Are you considering photography as a career? That's exciting! You're probably wondering if you need a college degree or special skills to succeed as a photographer. I've been a professional photographer for over nine years and I'd love to share about my experience with you. Hopefully it will give you helpful insight as you weigh your options.
Instead of getting into technical details, I'd rather talk to you as I would my friend or one of my kids if they decided they were interested in photography.
First and foremost, I totally believe ANYONE can become a good photographer. You don't have to be born with special skills or "just have an eye for photography". If you enjoy photography and learning how to use your camera, then you can become a good photographer. That's because the number one thing you need to succeed at photography is PRACTICE. Simple as that. The more you shoot, the better you will get.
The second thing I'd tell you is that photography is a really great choice for people who are naturally inquisitive and like to be challenged with learning something new. Success as a photographer is very much dependent on your desire to learn. There's always something to improve on, a new technique to try, or new technology to incorporate into your workflow or business model. Some people hate the challenge of learning something new, and some people live for it. Which one are you??
Thirdly, you don't need a degree to become a really successful photographer. People hiring photographers mainly want to see your portfolio. The proof is in the pudding. However, on your journey of learning photography you should expect to spend time and possibly money on education in various forms. This could be reading books, watching tutorials, following the blogs of your favorite photographers, participating in online photography communities, attending classes, and getting hands on experience by working for other photographers in your area... all things which most portrait and wedding photographers I know continue to do regularly. The learning doesn't stop once you get your calendar booked. Having a desire to invest in lifelong learning is crucial as a photographer because this field is dependent upon technology, which is changing at a fast pace.
A little more on education... I took a film photography class in college and although it was fun, I learned way more in a few months of teaching myself and forcing myself to shoot manually. Just because a class costs more doesn't mean it's better education. There are many great resources available online, many of which are free or low cost. The other side of that, however, is you have to get out there and shoot.
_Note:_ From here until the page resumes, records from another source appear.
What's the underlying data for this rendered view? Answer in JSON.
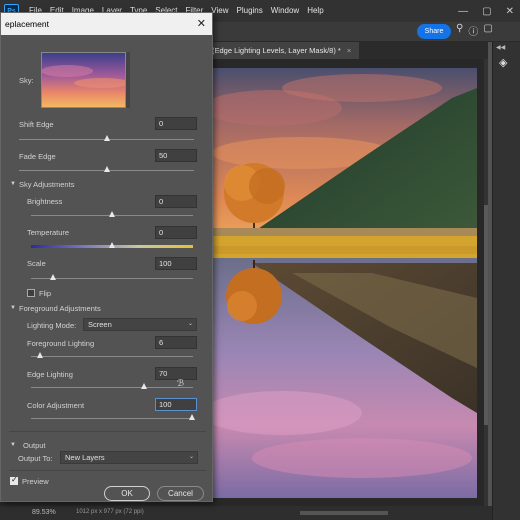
{
  "app": {
    "logo": "Ps"
  },
  "menu": [
    "File",
    "Edit",
    "Image",
    "Layer",
    "Type",
    "Select",
    "Filter",
    "View",
    "Plugins",
    "Window",
    "Help"
  ],
  "window_controls": {
    "minimize": "—",
    "maximize": "▢",
    "close": "✕"
  },
  "options_bar": {
    "share_label": "Share",
    "icons": [
      "search-icon",
      "help-icon",
      "workspace-icon"
    ]
  },
  "document": {
    "tab_title": "(Edge Lighting Levels, Layer Mask/8) *",
    "tab_close": "×"
  },
  "status": {
    "zoom": "89.53%",
    "doc_size": "1012 px x 977 px (72 ppi)"
  },
  "dialog": {
    "title": "eplacement",
    "close": "✕",
    "sky_label": "Sky:",
    "shift_edge": {
      "label": "Shift Edge",
      "value": "0"
    },
    "fade_edge": {
      "label": "Fade Edge",
      "value": "50"
    },
    "sky_adjustments": {
      "header": "Sky Adjustments",
      "brightness": {
        "label": "Brightness",
        "value": "0"
      },
      "temperature": {
        "label": "Temperature",
        "value": "0"
      },
      "scale": {
        "label": "Scale",
        "value": "100"
      },
      "flip_label": "Flip",
      "flip_checked": false
    },
    "foreground_adjustments": {
      "header": "Foreground Adjustments",
      "lighting_mode_label": "Lighting Mode:",
      "lighting_mode_value": "Screen",
      "foreground_lighting": {
        "label": "Foreground Lighting",
        "value": "6"
      },
      "edge_lighting": {
        "label": "Edge Lighting",
        "value": "70"
      },
      "color_adjustment": {
        "label": "Color Adjustment",
        "value": "100"
      }
    },
    "output": {
      "header": "Output",
      "output_to_label": "Output To:",
      "output_to_value": "New Layers"
    },
    "preview": {
      "label": "Preview",
      "checked": true
    },
    "ok_label": "OK",
    "cancel_label": "Cancel"
  },
  "colors": {
    "accent": "#1473e6",
    "panel": "#535353",
    "title_bar": "#f0f0f0"
  }
}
In photography, there is no substitution for hands on practice and experience.
Although a degree in photography isn't usually necessary, many of the uber successful photographers I know of do have college degrees. Business, communications, and marketing are all really helpful, and maybe even more important than the photography skills themselves if you plan to run your own business. In the end, its not your actual photography skills that will allow you to thrive financially but your business skills. Tons of amazingly talented photographers quit after a couple of years because of the challenges of running a profitable business. On the flip side, some of the most famous and influential photographers I know of achieved their success through astute business savvy while their photography itself was "good" and not necessarily great. This isn't me being critical, they will tell you that themselves. Often these photography superstars focus less time and energy on taking photos than they do on building multiple streams of income and implementing strategies that will ensure their profitability. Running your own business involves not only shooting and editing, but also creating a brand, building a website and online presence, managing social media, managing finances, networking, and delivering a great client experience start to finish.
Becoming a professional photographer is a viable career path that is easily accessible to a wide range of people, regardless of whether or not they have a college education. That's why so many stay-at-home moms like myself get into it. I initially started photography because I wanted to help bring in just a little income for our family while being able to make my own schedule and stay at home with the littles. I have four kids ages 2-10. Knowing I wouldn't be able to devote full-time work hours to it, I've taken a "tortoise" approach to my pace. I have taken a year off - three times. My favorite parts of what I do are: seeing myself improve, learning new things, and meeting new people. The most challenging part is the business side for me, but I'm learning that too.
With photography, you can work for yourself or for someone else. You can use photography as a diving board into many other things - like being a social influencer, blogger, or teacher. You can connect with others and build the future you want. There are people who make a living traveling the world, taking photos of amazing hotels and locations. There are people who spend their weekends shooting weddings but work in their PJs during the week, and many SAHM like myself who take on a handful of sessions or weddings only as it fits into our family thing. You can make it what you want. Shoot what you want. Everyone needs photos, so why not pair photography with another of your passions to create your dream job? If you're a sports fan, wouldn't it be fun to stand on the sidelines at the Super Bowl and be there to take that epic shot of the game-winning touchdown? What if you like scuba diving... I know of a girl who gets paid to travel to exotic places and photograph underwater. What a dream! Or, if you're a foodie, you could build a business photographing the local cuisine and end up with an entire new world of friends and experiences. Photography is an adventure that you can mold to your dreams if you're willing to work for it and be teachable.
What do you love to photograph most and WHY?? Please share!